Relative means relative to a given set of relators. I.e. study group pairs ${(F,\omega)}$ where ${F}$ is e finitely generated free group and ${\omega}$ a finite collection of words. A surface pair is ${(\pi_1(\Sigma),\partial \Sigma)}$ where ${\Sigma}$ is a surface with boundary and ${\partial\Sigma=(c_1,\ldots,c_b)}$ represents its boundary components.

Note that a pair can be doubled into

$\displaystyle \begin{array}{rcl} D(\omega)=F\star_{\langle \omega\rangle} F. \end{array}$

Bestvina-Feighn: ${D(\omega)}$ is hyperbolic iff ${\omega}$ is not a proper power.

Shentzer: ${D(\omega)}$ is one-ended iff ${\omega}$ is not contained in a proper free factor. In this case, we say that the group pair is irreducible.

2.1. History

In 2008, Calegari proved this under condition that ${H_2(\Gamma,{\mathbb Q})\not=0}$. He reduced the problem to linear equations, and the homology assumptions provided a solution.

There were earlier results with C. Gordon and Kim, we could treat infinite families of examples with ${H_2=0}$.

In 2010, Kim and Oum solved the case of doubles of rank 2 free groups, where Calegari’s equation could be scrutinized. This solves question 1 in this special case.

I gave a complete affirmative answer to Question 1 for doubles in 2010.

2.2. Results

Theorem 1 (Wilton) If ${\Gamma=D(w)}$ and ${\Gamma}$ is hyperbolic, then it contains a surface subgroup.

Theorem 2 (Delzant-Potyagailo, Louder-Touikan) If ${\Gamma}$ is a one-ended hyperbolic group, then${\Gamma}$ contains a quasi-convex subgroup ${H}$ such that

1. either ${\partial H}$ is connected without local cutpoints (rigid case).
2. or ${H}$ satisfies the assumptions of the main theorem.

Hence for Gromov’s questions, one can reduce to the rigid case.

Corollary 3 Finite covers and linear algebra suffice to recognize primitive elements in free groups.

Corollary 4 Il ${L}$ is a finitely generated fully residually free group, and if ${\hat L=\hat F}$ for some free group ${F}$, then ${L=F}$. Finite covers and linear algebra suffice to recognize primitive elements in free groups.

3. Ideas in the proof

1. Study all essential admissible maps ${(H,u)\rightarrow (F,\omega)}$ with ${(H,u)}$ irreducible. There is at least one, ${(F,\omega)}$ itself.
2. Define a cone ${\mathcal{C}\subset {\mathbb R}_+^n}$ defined by integral equations, whose integer points correspond to pairs ${(H,u)}$ of a surface with boundary and a boundary map.
3. Look at

$\displaystyle \begin{array}{rcl} \rho(H,u)=\frac{-\chi(H)}{n(u)}. \end{array}$

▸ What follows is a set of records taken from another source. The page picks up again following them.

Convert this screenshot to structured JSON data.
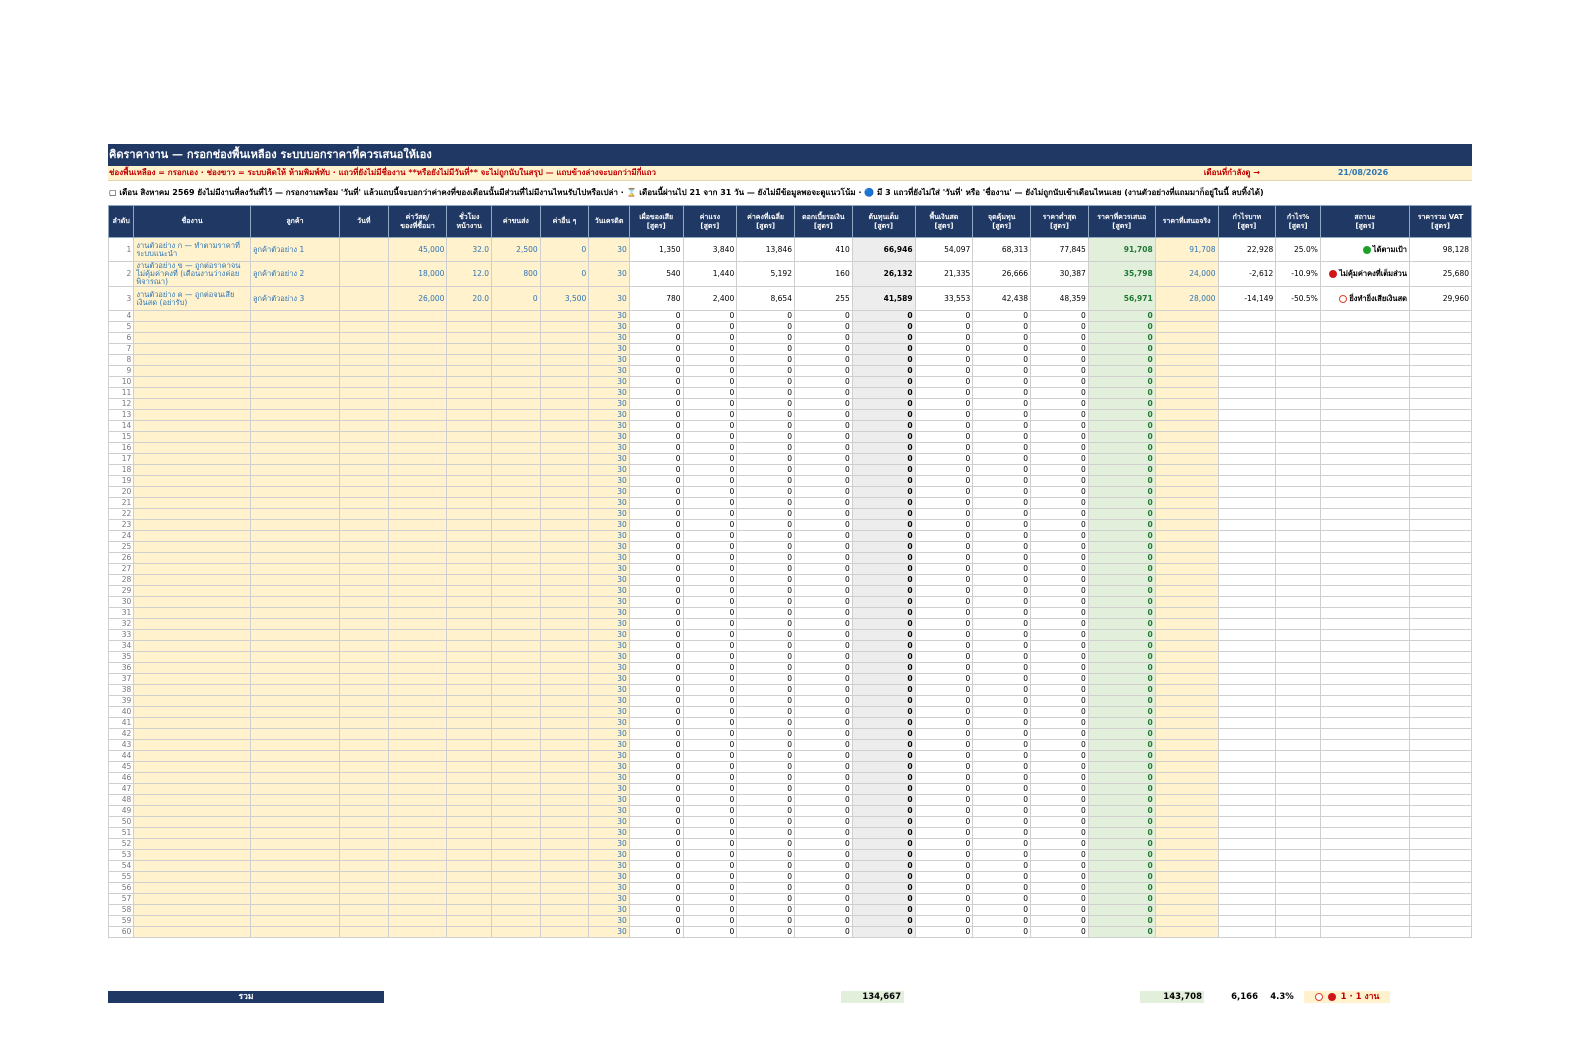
{
  "sheet": {
    "title": "คิดราคางาน — กรอกช่องพื้นเหลือง ระบบบอกราคาที่ควรเสนอให้เอง",
    "legend": "ช่องพื้นเหลือง = กรอกเอง · ช่องขาว = ระบบคิดให้ ห้ามพิมพ์ทับ · แถวที่ยังไม่มีชื่องาน **หรือยังไม่มีวันที่** จะไม่ถูกนับในสรุป — แถบข้างล่างจะบอกว่ามีกี่แถว",
    "month_label": "เดือนที่กำลังดู →",
    "month_value": "21/08/2026",
    "notice": "▢ เดือน สิงหาคม 2569 ยังไม่มีงานที่ลงวันที่ไว้ — กรอกงานพร้อม 'วันที่' แล้วแถบนี้จะบอกว่าค่าคงที่ของเดือนนั้นมีส่วนที่ไม่มีงานไหนรับไปหรือเปล่า · ⌛ เดือนนี้ผ่านไป 21 จาก 31 วัน — ยังไม่มีข้อมูลพอจะดูแนวโน้ม · 🔵 มี 3 แถวที่ยังไม่ใส่ 'วันที่' หรือ 'ชื่องาน' — ยังไม่ถูกนับเข้าเดือนไหนเลย (งานตัวอย่างที่แถมมาก็อยู่ในนี้ ลบทิ้งได้)"
  },
  "columns": [
    "ลำดับ",
    "ชื่องาน",
    "ลูกค้า",
    "วันที่",
    "ค่าวัสดุ/\nของที่ซื้อมา",
    "ชั่วโมง\nหน้างาน",
    "ค่าขนส่ง",
    "ค่าอื่น ๆ",
    "วันเครดิต",
    "เผื่อของเสีย\n[สูตร]",
    "ค่าแรง\n[สูตร]",
    "ค่าคงที่เฉลี่ย\n[สูตร]",
    "ดอกเบี้ยรอเงิน\n[สูตร]",
    "ต้นทุนเต็ม\n[สูตร]",
    "พื้นเงินสด\n[สูตร]",
    "จุดคุ้มทุน\n[สูตร]",
    "ราคาต่ำสุด\n[สูตร]",
    "ราคาที่ควรเสนอ\n[สูตร]",
    "ราคาที่เสนอจริง",
    "กำไรบาท\n[สูตร]",
    "กำไร%\n[สูตร]",
    "สถานะ\n[สูตร]",
    "ราคารวม VAT\n[สูตร]"
  ],
  "rows": [
    {
      "no": "1",
      "job": "งานตัวอย่าง ก — ทำตามราคาที่ระบบแนะนำ",
      "customer": "ลูกค้าตัวอย่าง 1",
      "date": "",
      "material": "45,000",
      "hours": "32.0",
      "shipping": "2,500",
      "other": "0",
      "credit": "30",
      "waste": "1,350",
      "labor": "3,840",
      "fixed": "13,846",
      "interest": "410",
      "fullcost": "66,946",
      "cashfloor": "54,097",
      "breakeven": "68,313",
      "minprice": "77,845",
      "suggested": "91,708",
      "actual": "91,708",
      "profit": "22,928",
      "pct": "25.0%",
      "status": "ได้ตามเป้า",
      "status_color": "g",
      "vat": "98,128"
    },
    {
      "no": "2",
      "job": "งานตัวอย่าง ข — ถูกต่อราคาจนไม่คุ้มค่าคงที่ (เดือนงานว่างค่อยพิจารณา)",
      "customer": "ลูกค้าตัวอย่าง 2",
      "date": "",
      "material": "18,000",
      "hours": "12.0",
      "shipping": "800",
      "other": "0",
      "credit": "30",
      "waste": "540",
      "labor": "1,440",
      "fixed": "5,192",
      "interest": "160",
      "fullcost": "26,132",
      "cashfloor": "21,335",
      "breakeven": "26,666",
      "minprice": "30,387",
      "suggested": "35,798",
      "actual": "24,000",
      "profit": "-2,612",
      "pct": "-10.9%",
      "status": "ไม่คุ้มค่าคงที่เต็มส่วน",
      "status_color": "r",
      "vat": "25,680"
    },
    {
      "no": "3",
      "job": "งานตัวอย่าง ค — ถูกต่อจนเสียเงินสด (อย่ารับ)",
      "customer": "ลูกค้าตัวอย่าง 3",
      "date": "",
      "material": "26,000",
      "hours": "20.0",
      "shipping": "0",
      "other": "3,500",
      "credit": "30",
      "waste": "780",
      "labor": "2,400",
      "fixed": "8,654",
      "interest": "255",
      "fullcost": "41,589",
      "cashfloor": "33,553",
      "breakeven": "42,438",
      "minprice": "48,359",
      "suggested": "56,971",
      "actual": "28,000",
      "profit": "-14,149",
      "pct": "-50.5%",
      "status": "ยิ่งทำยิ่งเสียเงินสด",
      "status_color": "o",
      "vat": "29,960"
    }
  ],
  "empty_rows": {
    "from": 4,
    "to": 60,
    "credit": "30",
    "zero": "0"
  },
  "totals": {
    "label": "รวม",
    "fullcost": "134,667",
    "quote": "143,708",
    "profit": "6,166",
    "pct": "4.3%",
    "status": "1 · 1 งาน"
  },
  "colors": {
    "header": "#1f3864",
    "input": "#fff2cc",
    "suggested": "#e2efda",
    "fullcost": "#ededed",
    "input_text": "#2e75b6"
  }
}
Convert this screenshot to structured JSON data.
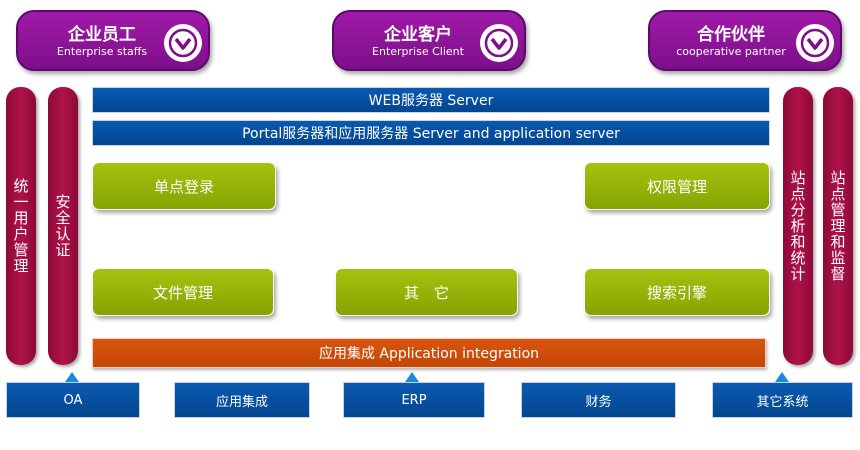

Argue that there is a map that maximizes ${\rho}$.

4. Show that this ${(H,u)}$ is a surface pair.

One can maybe implement the algorithm, but it does not seem to be efficient.